o Transferring manual data about pupils not covered by the above into computerised school management systems.
o Managing the data in school management systems.

As a class teacher I like control and I suppose my OCD licks in a little. Although if I truly had that level of OCD I’d be CDIO and put them in alphabetical order.

Needless to say, when you develop an effective partnership with a TA you achieve so much.

The role of the teaching assistant has changed over the years. Their title has gone from learning support assistant, auxiliary, nursery nurse, classroom assistant TO teaching assistant. The key word is TEACHING. All of those jobs still have to happen. Personally, I loved creating display because I involved the children. I never thought of any task as one I shouldn’t be prepared to undertake myself. I couldn’t ask someone to do something that I wasn’t prepared to do myself – even if that meant cleaning up the wee and poo.

We are all working with children and putting them at the heart of all of our decisions.

Work with your TA – set the expectations. Teach they how you want them to deliver learning the way you would deliver it. They want to know how to do it. Don’t give your TA the SEN group and lower ability children all the time. Those children need quality first teaching just as much as the rest of the year group.

Teach the SEN and lower ability groups to be resilient, independent and not to rely on adult support.

At the end of the day the paint brushes have to be washed, the glue pots cleaned, the data inputted, any photocopying sorted – as long as it isn’t 30 copies of the same worksheet! One size does not fit all.

Work together. Talk, feedback and learn. Don’t fall into the trap of it’s not my responsibility otherwise you will end up with:-

“That’s Not My Job!

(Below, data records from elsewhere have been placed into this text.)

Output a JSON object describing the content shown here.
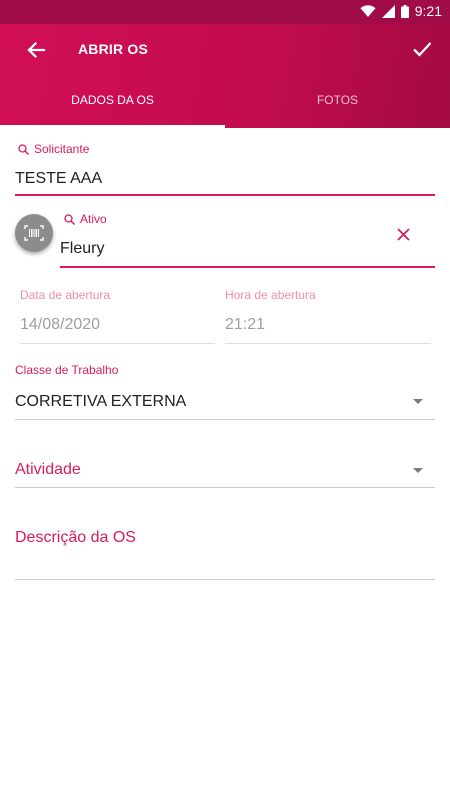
{
  "status_bar": {
    "time": "9:21",
    "icons": [
      "wifi-icon",
      "signal-icon",
      "battery-icon"
    ]
  },
  "app_bar": {
    "title": "ABRIR OS",
    "back_icon": "arrow-left-icon",
    "confirm_icon": "check-icon",
    "tabs": [
      {
        "label": "DADOS DA OS",
        "active": true
      },
      {
        "label": "FOTOS",
        "active": false
      }
    ]
  },
  "form": {
    "solicitante": {
      "label": "Solicitante",
      "value": "TESTE AAA",
      "icon": "search-icon"
    },
    "ativo": {
      "label": "Ativo",
      "value": "Fleury",
      "icon": "search-icon",
      "scan_icon": "barcode-icon",
      "clear_icon": "close-icon"
    },
    "data_abertura": {
      "label": "Data de abertura",
      "value": "14/08/2020"
    },
    "hora_abertura": {
      "label": "Hora de abertura",
      "value": "21:21"
    },
    "classe_trabalho": {
      "label": "Classe de Trabalho",
      "value": "CORRETIVA EXTERNA"
    },
    "atividade": {
      "label": "Atividade"
    },
    "descricao": {
      "label": "Descrição da OS"
    }
  },
  "colors": {
    "primary": "#d81b60",
    "primary_dark": "#a00c47",
    "muted_label": "#f08db1",
    "text": "#212121",
    "muted_text": "#9e9e9e"
  }
}
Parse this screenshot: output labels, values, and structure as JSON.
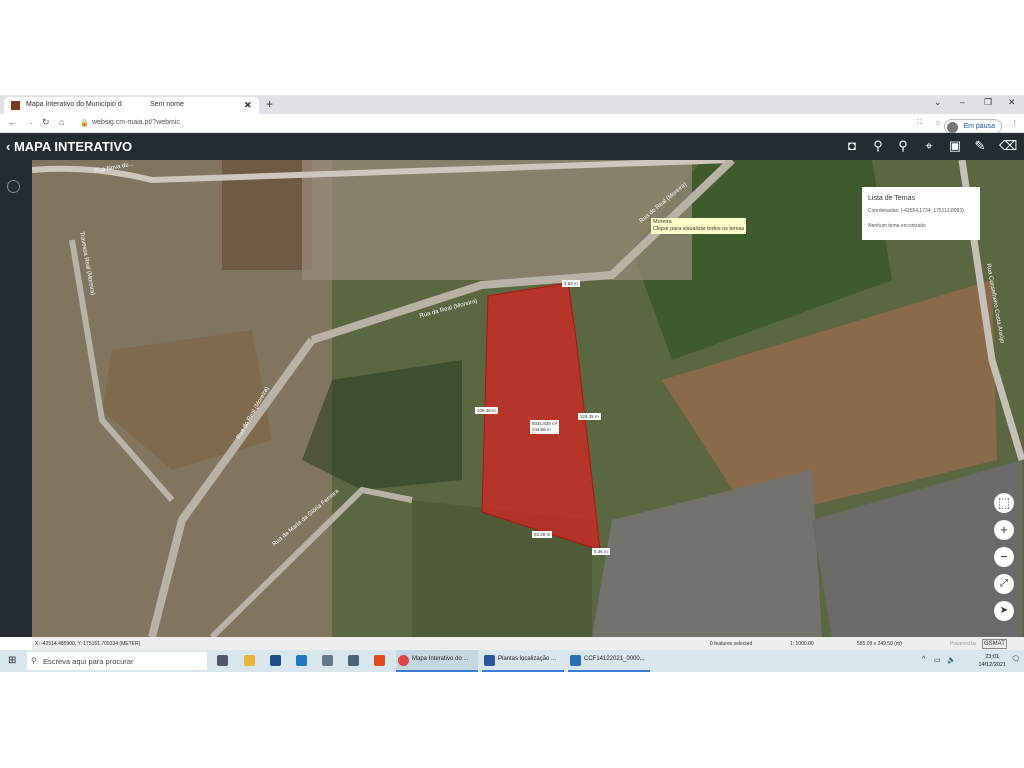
{
  "browser": {
    "tabs": [
      {
        "label": "Mapa Interativo do Município d",
        "active": true
      },
      {
        "label": "Sem nome",
        "active": false
      }
    ],
    "url": "websig.cm-maia.pt/?webmic",
    "profile_label": "Em pausa"
  },
  "app": {
    "title": "MAPA INTERATIVO",
    "tools": [
      "layers-icon",
      "zoom-in-icon",
      "zoom-out-icon",
      "locate-icon",
      "image-icon",
      "pencil-icon",
      "eraser-icon"
    ]
  },
  "map": {
    "street_labels": [
      "Rua Nova de...",
      "Rua da Real (Moreira)",
      "Rua do Real (Moreira)",
      "Rua da Maria da Glória Ferreira",
      "Travessa Real (Moreira)",
      "Rua Conselheiro Costa Araújo",
      "Rua do Real (Moreira)"
    ],
    "tooltip": {
      "line1": "Moreira",
      "line2": "Clique para visualizar todos os temas"
    },
    "popup": {
      "title": "Lista de Temas",
      "coordinates": "Coordenadas: (-42554.1734; 175113.8093)",
      "message": "Nenhum tema encontrado"
    },
    "parcel": {
      "fill": "#d8231e",
      "area": "8021.838 m²",
      "perimeter": "244.86 m",
      "edges": [
        "2.53 m",
        "109.48 m",
        "124.35 m",
        "92.28 m",
        "5.36 m"
      ]
    }
  },
  "status": {
    "coords": "X: -42514.485900, Y: 175151.709334 (METER)",
    "features": "0 features selected",
    "scale": "1: 1000.00",
    "extent": "585.09 x 249.50 (m)",
    "powered": "Powered by",
    "brand": "GSMAT"
  },
  "taskbar": {
    "search_placeholder": "Escreva aqui para procurar",
    "apps": [
      "Mapa Interativo do ...",
      "Plantas localização ...",
      "CCF14122021_0000..."
    ],
    "time": "23:01",
    "date": "14/12/2021"
  }
}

This is a story about four people named Everybody, Somebody, Anybody and Nobody. There was an important job to be done and Everybody was sure that Somebody would do it. Anybody could have done it, but Nobody did it. Somebody got angry about that, because it was Everybody’s job. Everybody thought Anybody could do it, but Nobody realised that Everybody wouldn’t do it. It ended up that Everybody blamed Somebody when Nobody did what Anybody could have.”

We are all a somebody.